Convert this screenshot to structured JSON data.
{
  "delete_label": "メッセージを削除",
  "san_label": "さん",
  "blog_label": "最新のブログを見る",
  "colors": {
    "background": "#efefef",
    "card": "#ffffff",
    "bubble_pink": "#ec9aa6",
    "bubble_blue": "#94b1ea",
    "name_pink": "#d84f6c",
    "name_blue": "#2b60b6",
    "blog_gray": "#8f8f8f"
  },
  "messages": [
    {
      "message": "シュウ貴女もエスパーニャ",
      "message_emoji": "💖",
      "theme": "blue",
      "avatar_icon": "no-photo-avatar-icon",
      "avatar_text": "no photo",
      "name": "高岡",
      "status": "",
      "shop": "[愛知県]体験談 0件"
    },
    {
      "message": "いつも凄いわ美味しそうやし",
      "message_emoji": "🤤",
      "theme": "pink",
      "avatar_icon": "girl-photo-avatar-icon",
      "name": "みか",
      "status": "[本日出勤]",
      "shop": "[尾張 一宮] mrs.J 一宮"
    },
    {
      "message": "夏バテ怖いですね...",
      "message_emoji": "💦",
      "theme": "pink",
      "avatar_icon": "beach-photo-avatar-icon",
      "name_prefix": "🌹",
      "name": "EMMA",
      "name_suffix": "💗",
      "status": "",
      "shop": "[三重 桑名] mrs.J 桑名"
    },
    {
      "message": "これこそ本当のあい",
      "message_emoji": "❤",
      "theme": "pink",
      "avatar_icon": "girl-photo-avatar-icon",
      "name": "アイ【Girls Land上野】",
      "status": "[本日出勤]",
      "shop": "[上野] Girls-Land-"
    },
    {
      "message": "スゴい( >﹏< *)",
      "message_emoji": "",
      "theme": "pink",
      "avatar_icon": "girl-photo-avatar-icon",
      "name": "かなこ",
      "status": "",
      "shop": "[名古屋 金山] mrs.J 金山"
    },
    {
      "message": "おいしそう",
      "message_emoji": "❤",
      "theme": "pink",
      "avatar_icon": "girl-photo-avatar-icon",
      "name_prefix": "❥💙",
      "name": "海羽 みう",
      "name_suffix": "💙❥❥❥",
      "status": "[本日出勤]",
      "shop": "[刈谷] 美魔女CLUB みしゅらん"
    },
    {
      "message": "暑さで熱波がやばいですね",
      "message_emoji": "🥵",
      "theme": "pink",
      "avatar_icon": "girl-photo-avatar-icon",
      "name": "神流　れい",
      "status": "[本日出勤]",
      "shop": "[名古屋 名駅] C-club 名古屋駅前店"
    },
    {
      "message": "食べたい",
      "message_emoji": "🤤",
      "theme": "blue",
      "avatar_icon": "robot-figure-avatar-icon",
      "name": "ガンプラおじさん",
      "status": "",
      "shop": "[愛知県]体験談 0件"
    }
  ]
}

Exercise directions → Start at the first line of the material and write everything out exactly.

Finished exercise →
Convert this screenshot to structured JSON data.
{
  "delete_label": "メッセージを削除",
  "san_label": "さん",
  "blog_label": "最新のブログを見る",
  "colors": {
    "background": "#efefef",
    "card": "#ffffff",
    "bubble_pink": "#ec9aa6",
    "bubble_blue": "#94b1ea",
    "name_pink": "#d84f6c",
    "name_blue": "#2b60b6",
    "blog_gray": "#8f8f8f"
  },
  "messages": [
    {
      "message": "シュウ貴女もエスパーニャ",
      "message_emoji": "💖",
      "theme": "blue",
      "avatar_icon": "no-photo-avatar-icon",
      "avatar_text": "no photo",
      "name": "高岡",
      "status": "",
      "shop": "[愛知県]体験談 0件"
    },
    {
      "message": "いつも凄いわ美味しそうやし",
      "message_emoji": "🤤",
      "theme": "pink",
      "avatar_icon": "girl-photo-avatar-icon",
      "name": "みか",
      "status": "[本日出勤]",
      "shop": "[尾張 一宮] mrs.J 一宮"
    },
    {
      "message": "夏バテ怖いですね...",
      "message_emoji": "💦",
      "theme": "pink",
      "avatar_icon": "beach-photo-avatar-icon",
      "name_prefix": "🌹",
      "name": "EMMA",
      "name_suffix": "💗",
      "status": "",
      "shop": "[三重 桑名] mrs.J 桑名"
    },
    {
      "message": "これこそ本当のあい",
      "message_emoji": "❤",
      "theme": "pink",
      "avatar_icon": "girl-photo-avatar-icon",
      "name": "アイ【Girls Land上野】",
      "status": "[本日出勤]",
      "shop": "[上野] Girls-Land-"
    },
    {
      "message": "スゴい( >﹏< *)",
      "message_emoji": "",
      "theme": "pink",
      "avatar_icon": "girl-photo-avatar-icon",
      "name": "かなこ",
      "status": "",
      "shop": "[名古屋 金山] mrs.J 金山"
    },
    {
      "message": "おいしそう",
      "message_emoji": "❤",
      "theme": "pink",
      "avatar_icon": "girl-photo-avatar-icon",
      "name_prefix": "❥💙",
      "name": "海羽 みう",
      "name_suffix": "💙❥❥❥",
      "status": "[本日出勤]",
      "shop": "[刈谷] 美魔女CLUB みしゅらん"
    },
    {
      "message": "暑さで熱波がやばいですね",
      "message_emoji": "🥵",
      "theme": "pink",
      "avatar_icon": "girl-photo-avatar-icon",
      "name": "神流　れい",
      "status": "[本日出勤]",
      "shop": "[名古屋 名駅] C-club 名古屋駅前店"
    },
    {
      "message": "食べたい",
      "message_emoji": "🤤",
      "theme": "blue",
      "avatar_icon": "robot-figure-avatar-icon",
      "name": "ガンプラおじさん",
      "status": "",
      "shop": "[愛知県]体験談 0件"
    }
  ]
}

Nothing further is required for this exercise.